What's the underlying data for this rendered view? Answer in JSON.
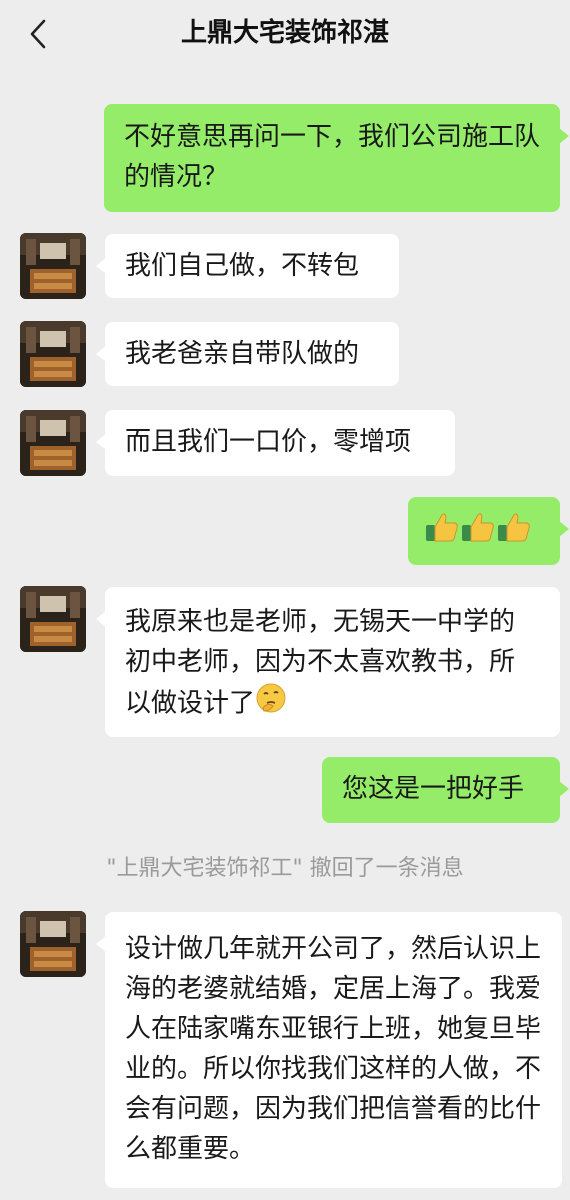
{
  "header": {
    "title": "上鼎大宅装饰祁湛"
  },
  "messages": {
    "m1": "不好意思再问一下，我们公司施工队的情况？",
    "m2": "我们自己做，不转包",
    "m3": "我老爸亲自带队做的",
    "m4": "而且我们一口价，零增项",
    "m5_icons": [
      "thumbs-up",
      "thumbs-up",
      "thumbs-up"
    ],
    "m6": "我原来也是老师，无锡天一中学的初中老师，因为不太喜欢教书，所以做设计了",
    "m6_icon": "thinking-face",
    "m7": "您这是一把好手",
    "m8": "设计做几年就开公司了，然后认识上海的老婆就结婚，定居上海了。我爱人在陆家嘴东亚银行上班，她复旦毕业的。所以你找我们这样的人做，不会有问题，因为我们把信誉看的比什么都重要。"
  },
  "system": {
    "recall": "\"上鼎大宅装饰祁工\" 撤回了一条消息"
  },
  "colors": {
    "background": "#ededed",
    "incoming": "#ffffff",
    "outgoing": "#95ec69",
    "system_text": "#9a9a9a"
  }
}
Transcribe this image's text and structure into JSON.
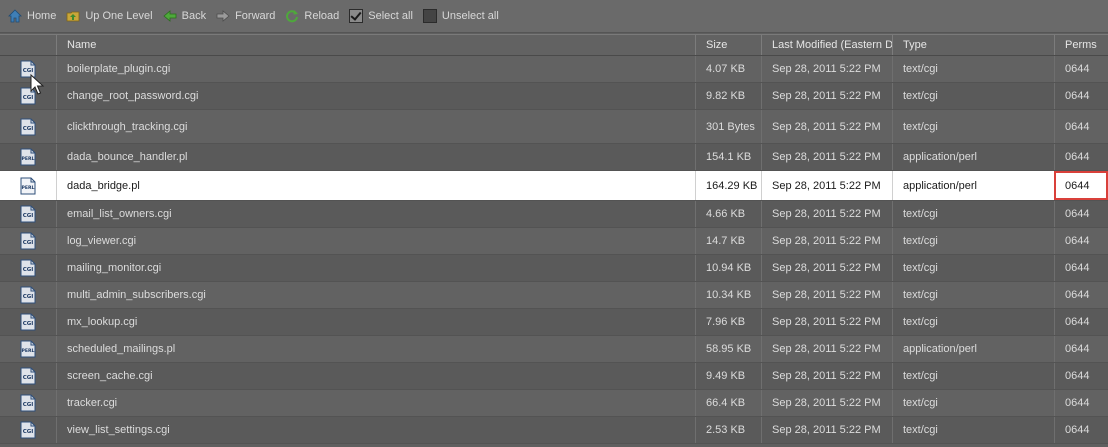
{
  "toolbar": {
    "home": "Home",
    "up": "Up One Level",
    "back": "Back",
    "forward": "Forward",
    "reload": "Reload",
    "select_all": "Select all",
    "unselect_all": "Unselect all"
  },
  "columns": {
    "name": "Name",
    "size": "Size",
    "modified": "Last Modified (Eastern Da",
    "type": "Type",
    "perms": "Perms"
  },
  "rows": [
    {
      "name": "boilerplate_plugin.cgi",
      "size": "4.07 KB",
      "modified": "Sep 28, 2011 5:22 PM",
      "type": "text/cgi",
      "perms": "0644",
      "icon": "cgi-file-icon"
    },
    {
      "name": "change_root_password.cgi",
      "size": "9.82 KB",
      "modified": "Sep 28, 2011 5:22 PM",
      "type": "text/cgi",
      "perms": "0644",
      "icon": "cgi-file-icon"
    },
    {
      "name": "clickthrough_tracking.cgi",
      "size": "301 Bytes",
      "modified": "Sep 28, 2011 5:22 PM",
      "type": "text/cgi",
      "perms": "0644",
      "icon": "cgi-file-icon"
    },
    {
      "name": "dada_bounce_handler.pl",
      "size": "154.1 KB",
      "modified": "Sep 28, 2011 5:22 PM",
      "type": "application/perl",
      "perms": "0644",
      "icon": "perl-file-icon"
    },
    {
      "name": "dada_bridge.pl",
      "size": "164.29 KB",
      "modified": "Sep 28, 2011 5:22 PM",
      "type": "application/perl",
      "perms": "0644",
      "icon": "perl-file-icon",
      "selected": true
    },
    {
      "name": "email_list_owners.cgi",
      "size": "4.66 KB",
      "modified": "Sep 28, 2011 5:22 PM",
      "type": "text/cgi",
      "perms": "0644",
      "icon": "cgi-file-icon"
    },
    {
      "name": "log_viewer.cgi",
      "size": "14.7 KB",
      "modified": "Sep 28, 2011 5:22 PM",
      "type": "text/cgi",
      "perms": "0644",
      "icon": "cgi-file-icon"
    },
    {
      "name": "mailing_monitor.cgi",
      "size": "10.94 KB",
      "modified": "Sep 28, 2011 5:22 PM",
      "type": "text/cgi",
      "perms": "0644",
      "icon": "cgi-file-icon"
    },
    {
      "name": "multi_admin_subscribers.cgi",
      "size": "10.34 KB",
      "modified": "Sep 28, 2011 5:22 PM",
      "type": "text/cgi",
      "perms": "0644",
      "icon": "cgi-file-icon"
    },
    {
      "name": "mx_lookup.cgi",
      "size": "7.96 KB",
      "modified": "Sep 28, 2011 5:22 PM",
      "type": "text/cgi",
      "perms": "0644",
      "icon": "cgi-file-icon"
    },
    {
      "name": "scheduled_mailings.pl",
      "size": "58.95 KB",
      "modified": "Sep 28, 2011 5:22 PM",
      "type": "application/perl",
      "perms": "0644",
      "icon": "perl-file-icon"
    },
    {
      "name": "screen_cache.cgi",
      "size": "9.49 KB",
      "modified": "Sep 28, 2011 5:22 PM",
      "type": "text/cgi",
      "perms": "0644",
      "icon": "cgi-file-icon"
    },
    {
      "name": "tracker.cgi",
      "size": "66.4 KB",
      "modified": "Sep 28, 2011 5:22 PM",
      "type": "text/cgi",
      "perms": "0644",
      "icon": "cgi-file-icon"
    },
    {
      "name": "view_list_settings.cgi",
      "size": "2.53 KB",
      "modified": "Sep 28, 2011 5:22 PM",
      "type": "text/cgi",
      "perms": "0644",
      "icon": "cgi-file-icon"
    }
  ],
  "icon_labels": {
    "cgi": "CGI",
    "perl": "PERL"
  },
  "colors": {
    "selected_row": "#ffffff",
    "perms_highlight": "#d9403a"
  }
}
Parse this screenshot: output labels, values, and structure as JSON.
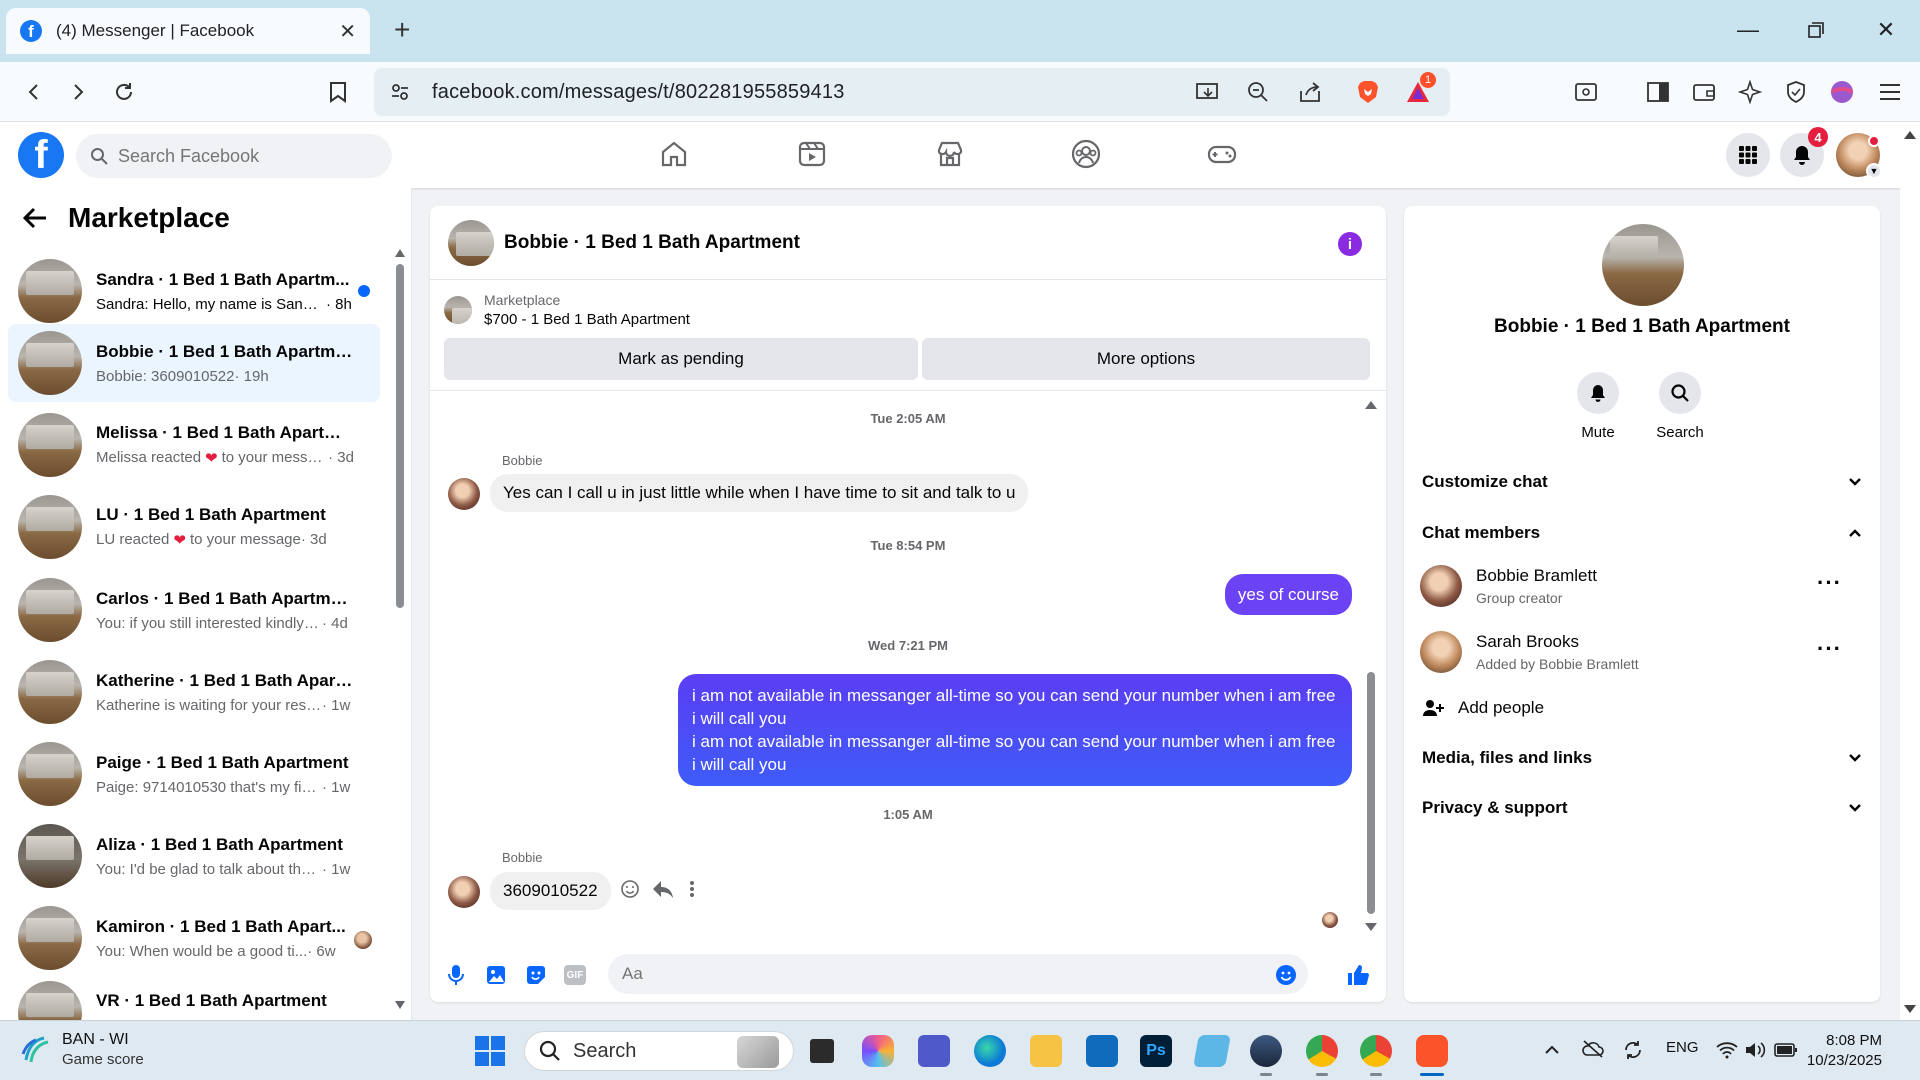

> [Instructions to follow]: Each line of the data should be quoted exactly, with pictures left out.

> [Exercise result]:
What's the underlying data for this rendered view? Answer in JSON.
{
  "header": {
    "title": "上鼎大宅装饰祁湛"
  },
  "messages": {
    "m1": "不好意思再问一下，我们公司施工队的情况？",
    "m2": "我们自己做，不转包",
    "m3": "我老爸亲自带队做的",
    "m4": "而且我们一口价，零增项",
    "m5_icons": [
      "thumbs-up",
      "thumbs-up",
      "thumbs-up"
    ],
    "m6": "我原来也是老师，无锡天一中学的初中老师，因为不太喜欢教书，所以做设计了",
    "m6_icon": "thinking-face",
    "m7": "您这是一把好手",
    "m8": "设计做几年就开公司了，然后认识上海的老婆就结婚，定居上海了。我爱人在陆家嘴东亚银行上班，她复旦毕业的。所以你找我们这样的人做，不会有问题，因为我们把信誉看的比什么都重要。"
  },
  "system": {
    "recall": "\"上鼎大宅装饰祁工\" 撤回了一条消息"
  },
  "colors": {
    "background": "#ededed",
    "incoming": "#ffffff",
    "outgoing": "#95ec69",
    "system_text": "#9a9a9a"
  }
}
Transcribe this image's text and structure into JSON.
{
  "toolbar": {
    "home": "Home",
    "up": "Up One Level",
    "back": "Back",
    "forward": "Forward",
    "reload": "Reload",
    "select_all": "Select all",
    "unselect_all": "Unselect all"
  },
  "columns": {
    "name": "Name",
    "size": "Size",
    "modified": "Last Modified (Eastern Da",
    "type": "Type",
    "perms": "Perms"
  },
  "rows": [
    {
      "name": "boilerplate_plugin.cgi",
      "size": "4.07 KB",
      "modified": "Sep 28, 2011 5:22 PM",
      "type": "text/cgi",
      "perms": "0644",
      "icon": "cgi-file-icon"
    },
    {
      "name": "change_root_password.cgi",
      "size": "9.82 KB",
      "modified": "Sep 28, 2011 5:22 PM",
      "type": "text/cgi",
      "perms": "0644",
      "icon": "cgi-file-icon"
    },
    {
      "name": "clickthrough_tracking.cgi",
      "size": "301 Bytes",
      "modified": "Sep 28, 2011 5:22 PM",
      "type": "text/cgi",
      "perms": "0644",
      "icon": "cgi-file-icon"
    },
    {
      "name": "dada_bounce_handler.pl",
      "size": "154.1 KB",
      "modified": "Sep 28, 2011 5:22 PM",
      "type": "application/perl",
      "perms": "0644",
      "icon": "perl-file-icon"
    },
    {
      "name": "dada_bridge.pl",
      "size": "164.29 KB",
      "modified": "Sep 28, 2011 5:22 PM",
      "type": "application/perl",
      "perms": "0644",
      "icon": "perl-file-icon",
      "selected": true
    },
    {
      "name": "email_list_owners.cgi",
      "size": "4.66 KB",
      "modified": "Sep 28, 2011 5:22 PM",
      "type": "text/cgi",
      "perms": "0644",
      "icon": "cgi-file-icon"
    },
    {
      "name": "log_viewer.cgi",
      "size": "14.7 KB",
      "modified": "Sep 28, 2011 5:22 PM",
      "type": "text/cgi",
      "perms": "0644",
      "icon": "cgi-file-icon"
    },
    {
      "name": "mailing_monitor.cgi",
      "size": "10.94 KB",
      "modified": "Sep 28, 2011 5:22 PM",
      "type": "text/cgi",
      "perms": "0644",
      "icon": "cgi-file-icon"
    },
    {
      "name": "multi_admin_subscribers.cgi",
      "size": "10.34 KB",
      "modified": "Sep 28, 2011 5:22 PM",
      "type": "text/cgi",
      "perms": "0644",
      "icon": "cgi-file-icon"
    },
    {
      "name": "mx_lookup.cgi",
      "size": "7.96 KB",
      "modified": "Sep 28, 2011 5:22 PM",
      "type": "text/cgi",
      "perms": "0644",
      "icon": "cgi-file-icon"
    },
    {
      "name": "scheduled_mailings.pl",
      "size": "58.95 KB",
      "modified": "Sep 28, 2011 5:22 PM",
      "type": "application/perl",
      "perms": "0644",
      "icon": "perl-file-icon"
    },
    {
      "name": "screen_cache.cgi",
      "size": "9.49 KB",
      "modified": "Sep 28, 2011 5:22 PM",
      "type": "text/cgi",
      "perms": "0644",
      "icon": "cgi-file-icon"
    },
    {
      "name": "tracker.cgi",
      "size": "66.4 KB",
      "modified": "Sep 28, 2011 5:22 PM",
      "type": "text/cgi",
      "perms": "0644",
      "icon": "cgi-file-icon"
    },
    {
      "name": "view_list_settings.cgi",
      "size": "2.53 KB",
      "modified": "Sep 28, 2011 5:22 PM",
      "type": "text/cgi",
      "perms": "0644",
      "icon": "cgi-file-icon"
    }
  ],
  "icon_labels": {
    "cgi": "CGI",
    "perl": "PERL"
  },
  "colors": {
    "selected_row": "#ffffff",
    "perms_highlight": "#d9403a"
  }
}
Parse this screenshot: output labels, values, and structure as JSON.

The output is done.